In recent discussions about building new businesses or community economic development projects I’m beginning to feel that the largest obstacles to effective communication are the outdated models that we use.
Given the dominance of the corporate governance model in business, government and non-profit organisations, it’s no wonder that many of us don’t see any other options.
For instance, last night our local chamber of commerce was briefed on the NB Self-sufficiency Task Force. We heard about the need to create 70,000 jobs and that it’s not a question of big business versus small business, but export versus services. According to the logic, exporting companies bring in wealth while support companies just shift money around inside the province. We need more export companies to be self-sufficient, and we need more large companies to create jobs, and of course we need more people due to our aging demographics (more retired people than younger taxpayers). Framed in this way, it’s hard to argue with this logic.
However, it’s like Marshall McLuhan said, “We look at the present through a rear-view mirror. We march backwards into the future”. My readings and conversations over the past few years give me cause to question the line of reasoning from the task force and other policy influencers.

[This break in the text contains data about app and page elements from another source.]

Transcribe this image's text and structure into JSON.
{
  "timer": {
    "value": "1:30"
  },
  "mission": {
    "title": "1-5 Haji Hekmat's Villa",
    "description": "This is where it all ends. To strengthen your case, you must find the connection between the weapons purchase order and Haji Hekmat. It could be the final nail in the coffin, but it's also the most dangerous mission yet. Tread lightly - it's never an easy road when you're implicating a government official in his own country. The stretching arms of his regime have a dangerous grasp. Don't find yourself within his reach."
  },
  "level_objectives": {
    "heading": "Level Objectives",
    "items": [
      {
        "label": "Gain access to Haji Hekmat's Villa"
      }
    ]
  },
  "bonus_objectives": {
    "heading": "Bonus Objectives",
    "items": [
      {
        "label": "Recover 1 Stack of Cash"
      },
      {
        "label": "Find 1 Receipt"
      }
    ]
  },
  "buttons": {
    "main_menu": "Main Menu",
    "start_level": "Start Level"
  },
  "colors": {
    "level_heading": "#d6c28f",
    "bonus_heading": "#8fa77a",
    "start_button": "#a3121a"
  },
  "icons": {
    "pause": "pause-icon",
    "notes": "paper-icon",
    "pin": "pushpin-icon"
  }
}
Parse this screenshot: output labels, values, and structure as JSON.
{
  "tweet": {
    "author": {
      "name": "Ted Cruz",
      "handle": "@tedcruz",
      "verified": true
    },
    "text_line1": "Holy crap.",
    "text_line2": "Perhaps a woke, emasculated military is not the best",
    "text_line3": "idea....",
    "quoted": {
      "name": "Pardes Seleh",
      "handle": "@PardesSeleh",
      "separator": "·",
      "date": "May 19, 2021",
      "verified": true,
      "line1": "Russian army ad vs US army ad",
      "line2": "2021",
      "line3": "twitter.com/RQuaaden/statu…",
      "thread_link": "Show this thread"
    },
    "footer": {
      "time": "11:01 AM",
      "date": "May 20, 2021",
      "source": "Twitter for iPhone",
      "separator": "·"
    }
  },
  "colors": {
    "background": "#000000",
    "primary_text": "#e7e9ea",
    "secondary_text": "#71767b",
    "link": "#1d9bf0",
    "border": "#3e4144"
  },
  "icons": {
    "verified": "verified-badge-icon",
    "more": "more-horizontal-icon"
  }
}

For instance, Thomas Homer-Dixon proposes that we build more resilient communities that can take care of themselves when our tightly-coupled global supply chain cracks as the result of some highly probable event such as an oil crisis, an environmental disaster or a pandemic. An export orientation won’t help if global shipping is significantly reduced for six months, but local greenhouses would make us more resilient.
Yochai Benkler shows how the Internet and open source development are enabling the social production of knowledge. According to Nine Shift, creating knowledge is the fastest growing segment of our economy, as manufacturing jobs continue to decrease. Dan Pink sees the rise of a free-agent nation and surmises that creativity is more important for economic success than industrial style productivity. Jon Husband sums up this change, from hierarchy to wirearchy :
Wirearchy – a dynamic flow of power and authority, based on knowledge, trust, credibility and a focus on results, enabled by interconnected people and technology.
The corporation is a model developed for the industrial age, using command and control systems. It enabled the dominance of the salaried employee as the primary means for most people to generate wealth. However, the Industrial Age will be over in North America and Europe by 2020. All data and trends indicate a rapid decrease in the importance of the manufacturing sector, our primary vehicle of economic development for the past century.
At the same time, we are facing complex challenges to our civilization that cannot be addressed by linear or command and control solutions. Unfortunately, our organisations are ill-equipped to deal with these complex issues. Complex environments are unpredictible, whereas our institutions are based on predictibility. Take for instance government budgets, corporate quarterly growth expectations or educational curricula that are slow to change and assume the same standard for everyone.
Basically, we have the wrong models and inadequate tools to even begin to address our most pressing issues. Our problem is that we cannot even talk about our problems. Reframing the conversation may be our biggest challenge for the short term so that we, as a society, can start to think about the long term.